Chinese leaders have long considered Mr. Lee to be one of their worst enemies because they think he wants to make Taiwan an independent nation. Since the Communist Party took over China five decades ago, Taiwan has refused to accept Beijing's rule. China warns that the island must eventually unify or face war. Mr. Lee has never ruled out unification, but he has said China must be democratic before Taiwan rejoins the mainland.

More than 200 students from China protested Mr. Lee's Cornell visit and the school's decision to name the research center after him. Mr. Lee graduated from Cornell in 1968 with a Ph.D. in agricultural economics.
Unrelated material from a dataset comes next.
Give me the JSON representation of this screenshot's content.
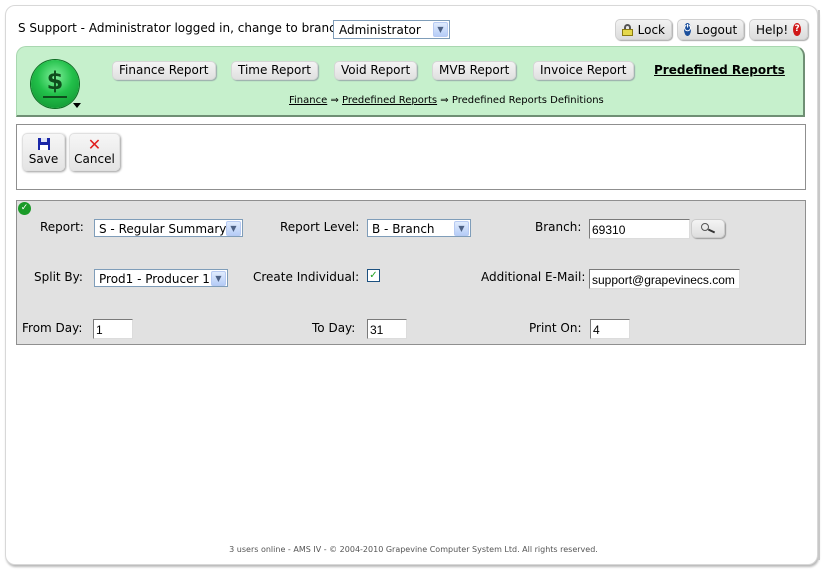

When asked what he thought of the protesters, Mr. Lee said, "I'd like to ask them: Where are you from? Why don't you go back and tell your own government that freedom and democracy are common world values?" He added, "Just look at the people in Beijing and how they're being bullied. They have no freedom at all."

The 78-year-old statesman has been nicknamed "Mr. Democracy" because he presided over Taiwan's rapid shift from authoritarian rule to democracy during his 12 years in office.

Mr. Lee also said that Taiwan should not be too worried about its high-tech companies moving their factories to China. Although political relations with China are tense, business ties are booming. Most of Taiwan's top electronics companies are interested in setting up factories in China, where labor and land are cheaper.

Mr. Lee said that Taiwan still has an important edge because the Taiwanese are more talented and innovative and China will have difficulty keeping up with them.